Grants Totaling $1.5 Million Bolster UB's Efforts to Train Nurse Anesthetists For Medically Underserved Areas

By Lois Baker

Release Date: November 15, 1993 This content is archived.


BUFFALO, N.Y. -- The University at Buffalo School of Nursing has received two grants totaling more than $1.5 million to recruit and educate nurse anesthetists who will practice in rural and other medically underserved areas locally and nationally.

A grant for $757,695 from the Indian Health Service is a one-of-a-kind award to UB to recruit Native Americans to be nurse anesthetists. The goal of the grant is to encourage these recruits, once they have received their master’s degrees, to provide care to Native American populations throughout the United States.

Another grant, for $797,803 and awarded by the Division of Nursing of the federal Department of Health and Human Services, will be used to enhance UB’s existing nurse anesthesia curriculum, develop rural clinical-training sites and recruit ethnic minorities and persons from rural areas into the nursing school's nurse anesthesia program.

The nurse anesthetist is the primary provider and monitor of anesthesia in many areas of the U.S., particularly those outside urban population centers. A 1990 study conducted by the National Center for Nursing Research showed that at that time, the nation needed 6,000 more nurse anesthetists.

UB’s efforts to help alleviate the shortage will take several approaches.

The five-year Indian Health Service grant will provide eight full scholarships to Native Americans. Program staff will recruit nationwide, concentrating on the major Indian Health Service medical centers in Gallop, N.M.; Phoenix, Ariz., and Anchorage, Alaska, as well as Western New York’s large Native American population.

The grant also provides money to set up financial, social, academic and other support programs to help recruits complete the 27-month master’s program.

UB has an established track record recruiting and educating Native American nurses. Its Native American Nurse Practitioner program has been in operation for six years, and has attracted students from New York and several western states.

The three-year grant from the Department of Health and Human Services will allow the nursing school to expand its nurse anesthesia program specifically to accommodate candidates who are willing to work in rural areas or with ethnic minorities. Recruitment will be concentrated within those populations, and training centers will be established in outlying areas to attract persons interested in practicing in rural areas.

Statistics from a 1991 survey of health-care personnel in Western New York underscore the need for these nursing specialists. Nurse-anesthetist positions had the highest vacancy rate -- 14.3 percent -- and were among the five most difficult health-care positions to fill.

The UB nursing school will make its program more accessible by giving admission preference to ethnic minorities and residents of rural areas.
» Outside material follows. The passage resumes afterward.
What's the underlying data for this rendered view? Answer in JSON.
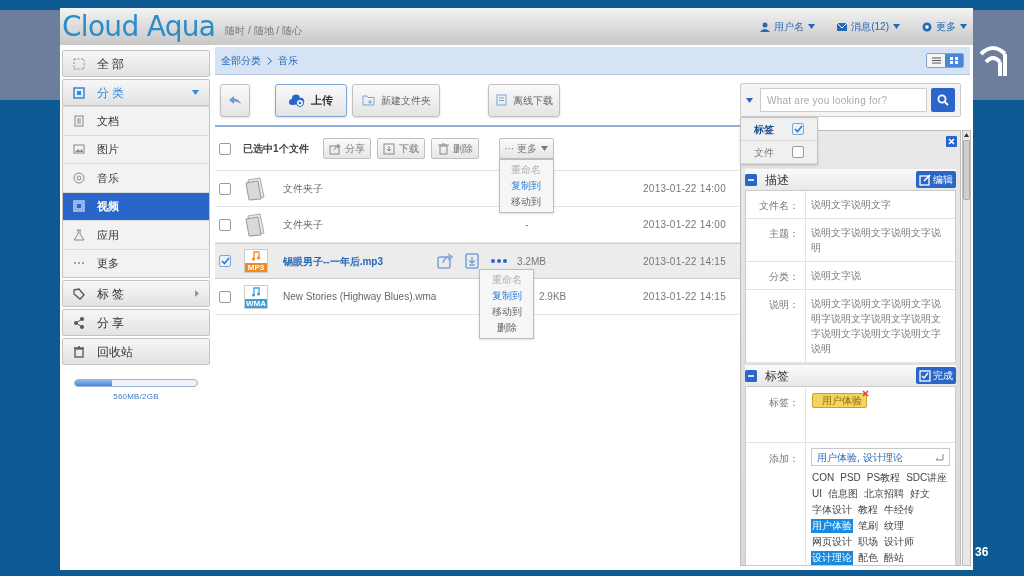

Beginning courses will be offered at State University College of New York at Fredonia and Jamestown Community College, to facilitate enrollment of students from Western New York’s rural Southern Tier. Advanced courses will be offered at UB.